Brokerage Firm Ordered To Pay $575,000 For Overcharging Investors
NEW YORK (AP) _ Securities regulators have ordered Josephthal, Lyon & Ross to pay about $575,000 and censured its chairman for overcharging hundreds of investors for stocks the brokerage firm sold them.
It was the third time in less than four years the firm and chairman Dan Purjes were cited for securities violations by the National Association of Securities Dealers, a Washington-based industry self-policing group.
In the latest settlement announced Monday, Purjes was ordered not to violate NASD rules again. And the firm’s former head trader, Frank Garriton, was suspended for 15 days and fined $10,000. Garriton is currently a stock trader with the firm.
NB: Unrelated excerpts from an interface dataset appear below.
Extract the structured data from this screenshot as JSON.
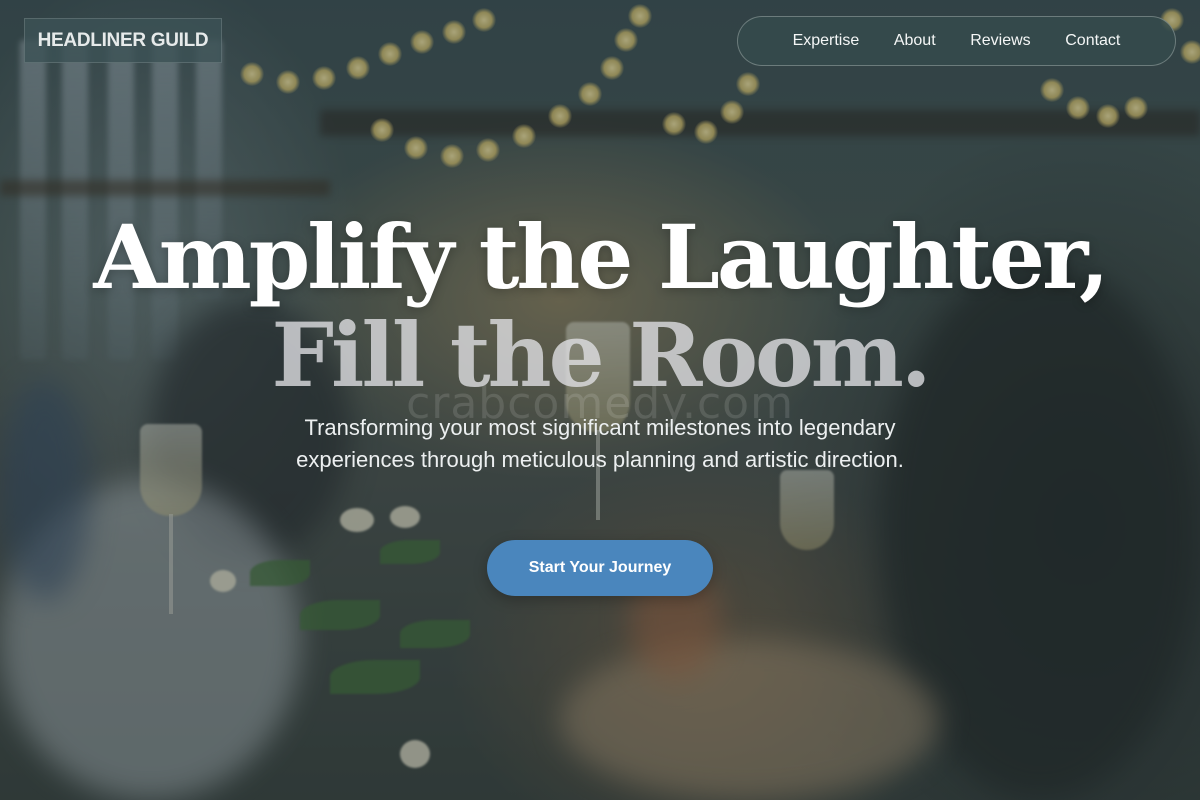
{
  "brand": {
    "name": "HEADLINER GUILD"
  },
  "nav": {
    "items": [
      {
        "label": "Expertise"
      },
      {
        "label": "About"
      },
      {
        "label": "Reviews"
      },
      {
        "label": "Contact"
      }
    ]
  },
  "hero": {
    "title_line_1": "Amplify the Laughter,",
    "title_line_2": "Fill the Room.",
    "watermark": "crabcomedy.com",
    "subtitle": "Transforming your most significant milestones into legendary experiences through meticulous planning and artistic direction.",
    "cta_label": "Start Your Journey"
  },
  "colors": {
    "accent": "#4a86bd",
    "nav_background": "#344a4c",
    "logo_background": "#3c5255"
  }
}
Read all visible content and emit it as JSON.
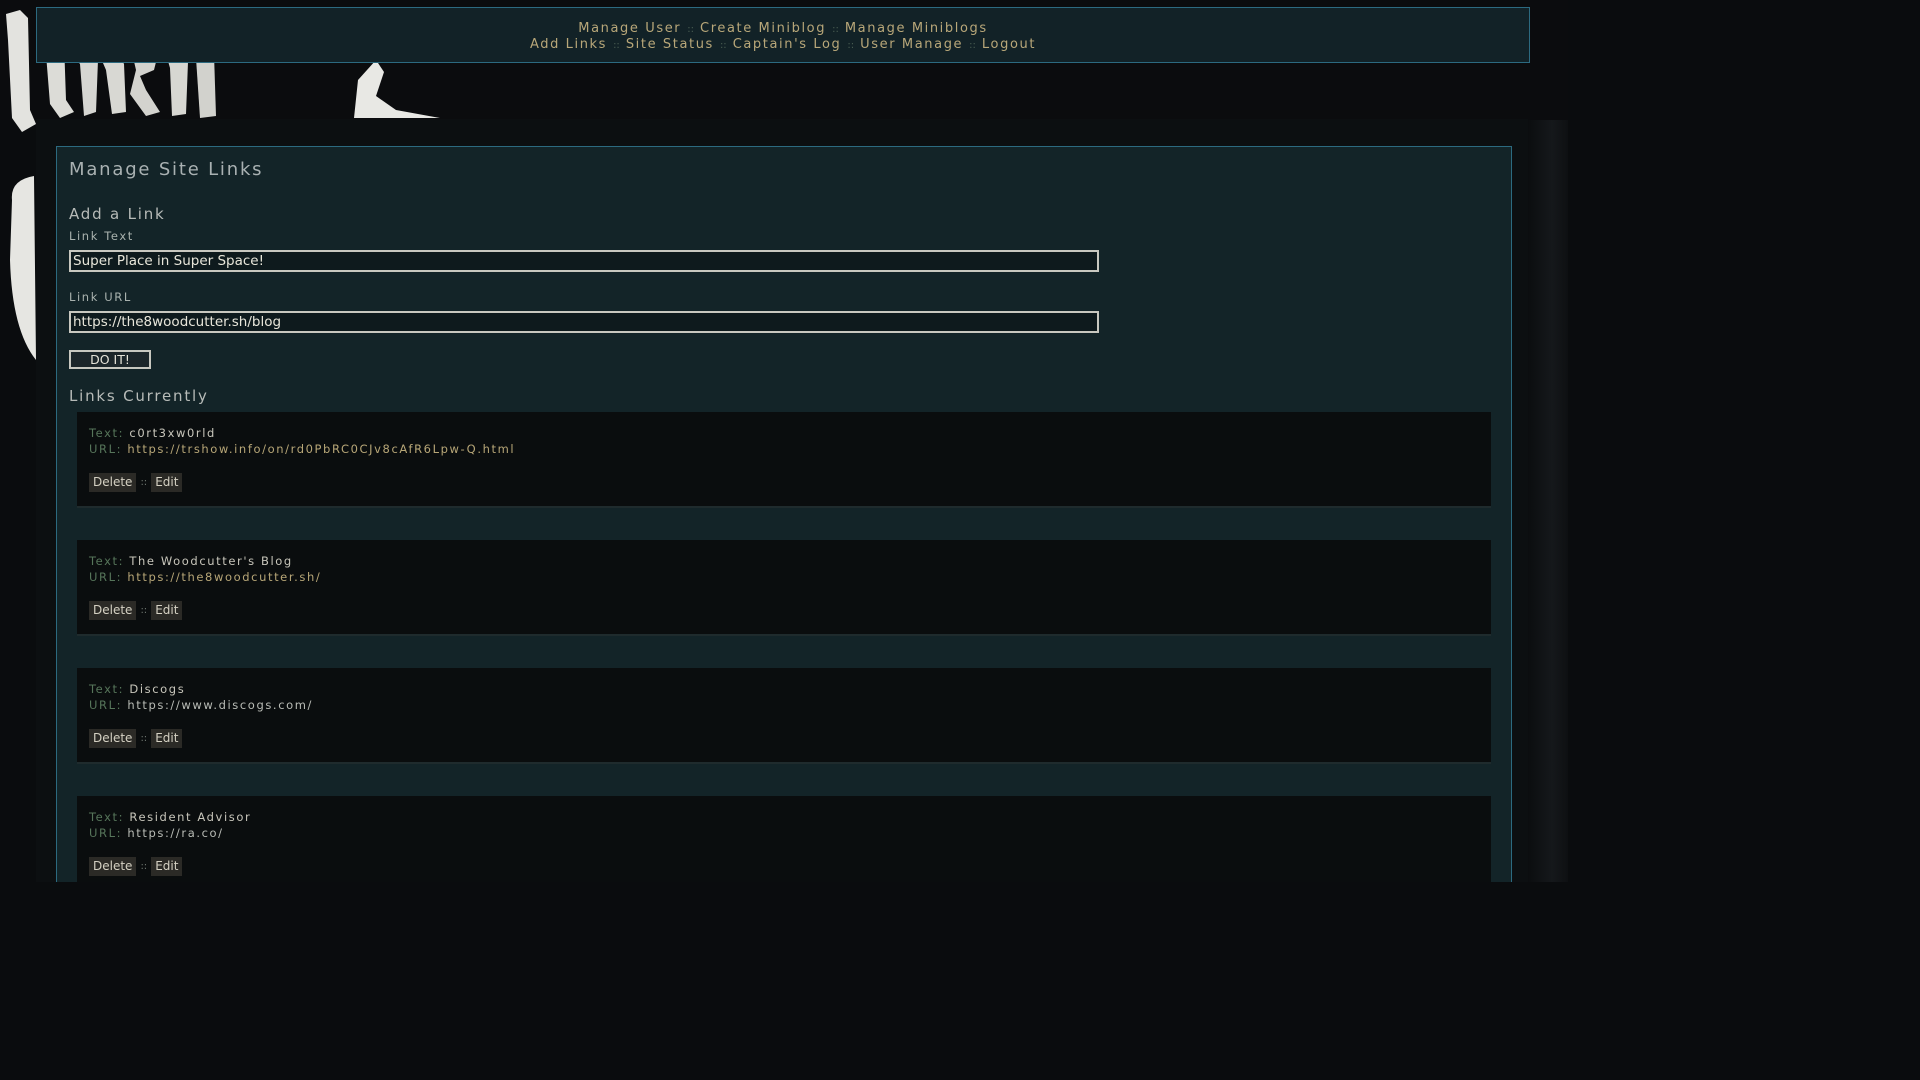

The New York-based firm did not admit or deny wrongdoing.
Josephthal, Lyon was accused of excessively marking up the stock price of ACTV Inc., a small New York-based video and audio technology company, by 5.26 percent to 41.7 percent in summer 1991.
Markups above 5 percent of a brokerage firm’s cost for shares are considered excessive and above 10 percent can be considered fraud, in violation of NASD rules, NASD regulators said.
The firm allegedly dominated and controlled ACTV’s stock price through Purjes, also the firm’s chief executive, and then-head trader Garriton.
Purjes and Garriton were accused of selling ACTV stock to investors at the same time they were buying the same securities for the firms account, another violation of NASD rules.
``Protecting the nation’s investing public means guaranteeing that every broker/dealer treat their customers fairly, and not profiting by willfully overcharging investors is a key element of that protection,″ said Mary Schapiro, president of the NASD’s regulatory arm.
Josephthal, Lyon agreed to pay a $350,000 fine and $225,000 in restitution to at least 200 investors, including about $72,000 in interest.
Some of the restitution also reflects improper profits earned by the brokerage in 1992 by manipulating prices of two initial public offerings, Medsonic Inc. and Scicione Pharmaceuticals.
The brokerage firm agreed to conduct a thorough review of its supervisory procedures under the guidance of an outside consultant acceptable to the NASD, and follow its recommendations.
Purjes said in a statement that Josephthal, Lyon agreed to the settlement ``to remove any doubts as to the firm’s commitment to treat its customers fairly and properly.″
In the earlier violations, the NASD in September 1992 censured and fined the firm and Purjes $7,500 for failing to adequately supervise brokers and for improperly selling new stock.
In the second incident, the NASD in October 1992 fined Josephthal, Lyon $225,000 and Purjes $75,000 for failing to have proper supervisory rules in place to keep employees from breaking securities laws. Both were also censured.